Task item
With the images left out, print all of the records below exactly.

Excerpts from an interface dataset:
================================
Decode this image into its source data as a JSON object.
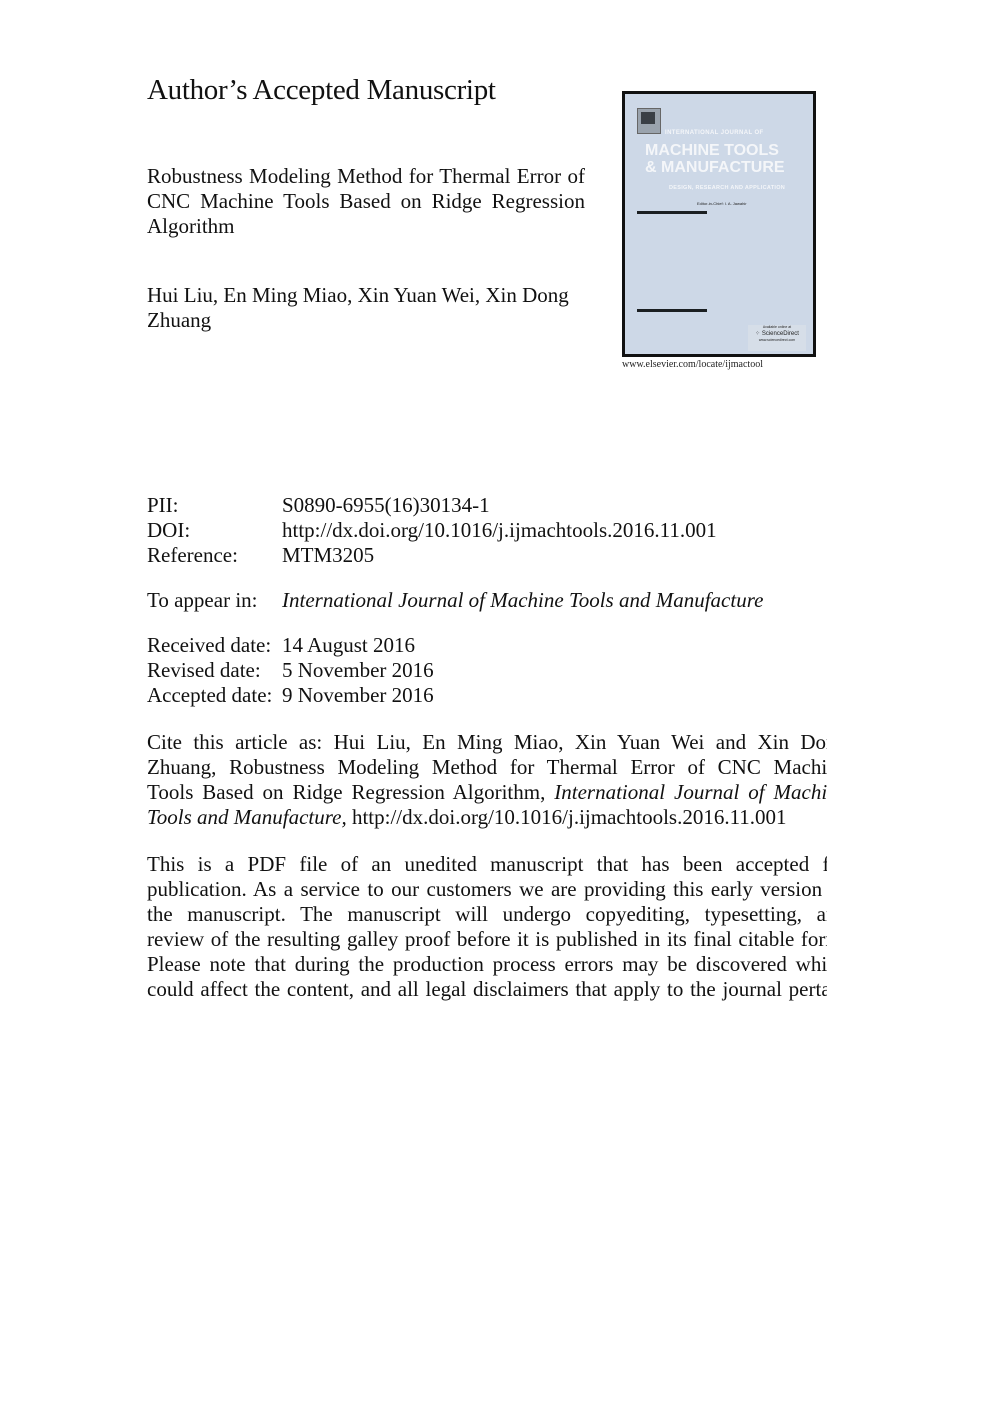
{
  "header": {
    "heading": "Author’s Accepted Manuscript"
  },
  "article": {
    "title": "Robustness Modeling Method for Thermal Error of CNC Machine Tools Based on Ridge Regression Algorithm",
    "authors_line1": "Hui Liu, En Ming Miao, Xin Yuan Wei, Xin Dong",
    "authors_line2": "Zhuang"
  },
  "cover": {
    "publisher_logo": "elsevier-tree-logo",
    "kicker": "INTERNATIONAL JOURNAL OF",
    "title_line1": "MACHINE TOOLS",
    "title_line2": "& MANUFACTURE",
    "subtitle": "DESIGN, RESEARCH AND APPLICATION",
    "editor": "Editor-in-Chief: I. A. Jawahir",
    "sciencedirect_available": "Available online at",
    "sciencedirect_name": "ScienceDirect",
    "sciencedirect_url": "www.sciencedirect.com",
    "journal_url": "www.elsevier.com/locate/ijmactool",
    "colors": {
      "background": "#cdd8e7",
      "border": "#111111",
      "title_text": "#f4f6f9"
    }
  },
  "metadata": {
    "pii_label": "PII:",
    "pii_value": "S0890-6955(16)30134-1",
    "doi_label": "DOI:",
    "doi_value": "http://dx.doi.org/10.1016/j.ijmachtools.2016.11.001",
    "reference_label": "Reference:",
    "reference_value": "MTM3205",
    "appear_label": "To appear in:",
    "appear_value": "International Journal of Machine Tools and Manufacture",
    "received_label": "Received date:",
    "received_value": "14 August 2016",
    "revised_label": "Revised date:",
    "revised_value": "5 November 2016",
    "accepted_label": "Accepted date:",
    "accepted_value": "9 November 2016"
  },
  "citation": {
    "line1": "Cite this article as: Hui Liu, En Ming Miao, Xin Yuan Wei and Xin Dong",
    "line2": "Zhuang, Robustness Modeling Method for Thermal Error of CNC Machine",
    "line3_plain": "Tools Based on Ridge Regression Algorithm,",
    "line3_italic": "International Journal of Machine",
    "line4_italic": "Tools and Manufacture,",
    "line4_plain": "http://dx.doi.org/10.1016/j.ijmachtools.2016.11.001"
  },
  "disclaimer": {
    "lines": [
      "This is a PDF file of an unedited manuscript that has been accepted for",
      "publication. As a service to our customers we are providing this early version of",
      "the manuscript. The manuscript will undergo copyediting, typesetting, and",
      "review of the resulting galley proof before it is published in its final citable form.",
      "Please note that during the production process errors may be discovered which",
      "could affect the content, and all legal disclaimers that apply to the journal pertain"
    ]
  }
}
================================
Response to this task
Decode this image into its source data as a JSON object.
{
  "header": {
    "heading": "Author’s Accepted Manuscript"
  },
  "article": {
    "title": "Robustness Modeling Method for Thermal Error of CNC Machine Tools Based on Ridge Regression Algorithm",
    "authors_line1": "Hui Liu, En Ming Miao, Xin Yuan Wei, Xin Dong",
    "authors_line2": "Zhuang"
  },
  "cover": {
    "publisher_logo": "elsevier-tree-logo",
    "kicker": "INTERNATIONAL JOURNAL OF",
    "title_line1": "MACHINE TOOLS",
    "title_line2": "& MANUFACTURE",
    "subtitle": "DESIGN, RESEARCH AND APPLICATION",
    "editor": "Editor-in-Chief: I. A. Jawahir",
    "sciencedirect_available": "Available online at",
    "sciencedirect_name": "ScienceDirect",
    "sciencedirect_url": "www.sciencedirect.com",
    "journal_url": "www.elsevier.com/locate/ijmactool",
    "colors": {
      "background": "#cdd8e7",
      "border": "#111111",
      "title_text": "#f4f6f9"
    }
  },
  "metadata": {
    "pii_label": "PII:",
    "pii_value": "S0890-6955(16)30134-1",
    "doi_label": "DOI:",
    "doi_value": "http://dx.doi.org/10.1016/j.ijmachtools.2016.11.001",
    "reference_label": "Reference:",
    "reference_value": "MTM3205",
    "appear_label": "To appear in:",
    "appear_value": "International Journal of Machine Tools and Manufacture",
    "received_label": "Received date:",
    "received_value": "14 August 2016",
    "revised_label": "Revised date:",
    "revised_value": "5 November 2016",
    "accepted_label": "Accepted date:",
    "accepted_value": "9 November 2016"
  },
  "citation": {
    "line1": "Cite this article as: Hui Liu, En Ming Miao, Xin Yuan Wei and Xin Dong",
    "line2": "Zhuang, Robustness Modeling Method for Thermal Error of CNC Machine",
    "line3_plain": "Tools Based on Ridge Regression Algorithm,",
    "line3_italic": "International Journal of Machine",
    "line4_italic": "Tools and Manufacture,",
    "line4_plain": "http://dx.doi.org/10.1016/j.ijmachtools.2016.11.001"
  },
  "disclaimer": {
    "lines": [
      "This is a PDF file of an unedited manuscript that has been accepted for",
      "publication. As a service to our customers we are providing this early version of",
      "the manuscript. The manuscript will undergo copyediting, typesetting, and",
      "review of the resulting galley proof before it is published in its final citable form.",
      "Please note that during the production process errors may be discovered which",
      "could affect the content, and all legal disclaimers that apply to the journal pertain"
    ]
  }
}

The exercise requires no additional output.